Background: Reports on drug-induced vitiligo are scarce and scattered throughout medical literature.
Aim: To consolidate available information about this disorder.
Methods: We searched for articles about drug-induced vitiligo using PubMed and carried out a meta analysis of the articles found. We extracted information about the kind of drug that caused vitiligo and possible pathomechanism of the disease. The collected data were pooled for further analyses.

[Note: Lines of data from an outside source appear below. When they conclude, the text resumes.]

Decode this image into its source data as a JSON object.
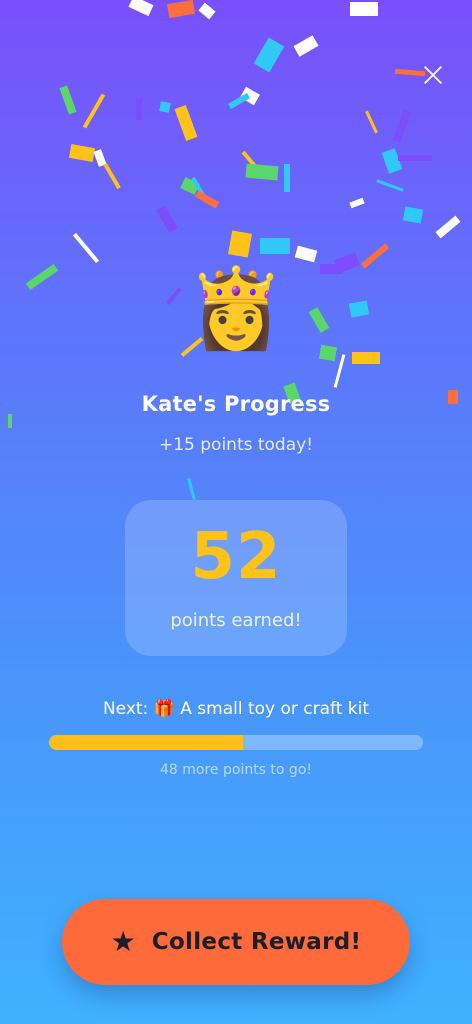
{
  "header": {
    "close_icon": "close-icon"
  },
  "hero": {
    "avatar_emoji": "👸",
    "title": "Kate's Progress",
    "subtitle": "+15 points today!"
  },
  "points": {
    "value": "52",
    "label": "points earned!"
  },
  "next_reward": {
    "text": "Next: 🎁 A small toy or craft kit",
    "progress_fraction": 0.52,
    "remaining_text": "48 more points to go!"
  },
  "actions": {
    "star_icon": "★",
    "collect_label": "Collect Reward!"
  },
  "colors": {
    "gradient_top": "#7a4ffb",
    "gradient_bottom": "#3fb2fd",
    "accent_yellow": "#ffc21a",
    "button": "#fe6a3a",
    "button_text": "#1e1e2a"
  },
  "confetti_colors": [
    "#ffffff",
    "#ffc21a",
    "#30c9f5",
    "#7c4dff",
    "#ff6f3c",
    "#5bd66a",
    "#2aa8ff"
  ]
}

Results: Altogether, we identified 21 published cases of drug-induced vitiligo. They were induced by the following medicines: 1.anticonvulsants (carbamazepine, valproic acid, clonazepam, phenytoin), 2.antimalarial drugs (chloroquine, quinine), 3.biological drugs (interleukin-2, interleukin-4, interferon α, infliximab), 4.drugs for Parkinson's disease (tolcapone, levodopa), 5.external drugs for alopecia (diphencyprone, squaric acid dibutylester), 6.other drugs (fluphenazine, clofazimine, dopamine, hydroquinone monobenzylether ester, ganciclovir, beta-blockers, lispro insulin). Pathomechanisms of drug-induced vitiligo suggested in the reported cases can be classified into 3 groups: 1.drug-induced activation of cytotoxic T cells directed against melanocyte antigens (MART-1/MelanA, gp100, TRP-1, TRP-2), 2.drug-induced damage to sympathetic nerves that are connected by chemical synapses to melanocytes, which indirectly leads to their functional disturbances, 3.direct, cytotoxic effects of drugs on melanocytes (apoptosis). Most of suggested mechanisms of drug-induced vitiligo are speculative in their nature - there is need for systematic research in this field.
Conclusions: Drug-induced vitiligo can be provoked by drugs from different chemical and pharmacological classes. Hypotheses about its pathogenesis include autoimmune, neural or cytotoxic effects on melanocytes.
© Radoslaw Spiewak (contact).
This page is part of the www.RadoslawSpiewak.net website.
Document created: 8 July 2007, last updated: 25 November 2021.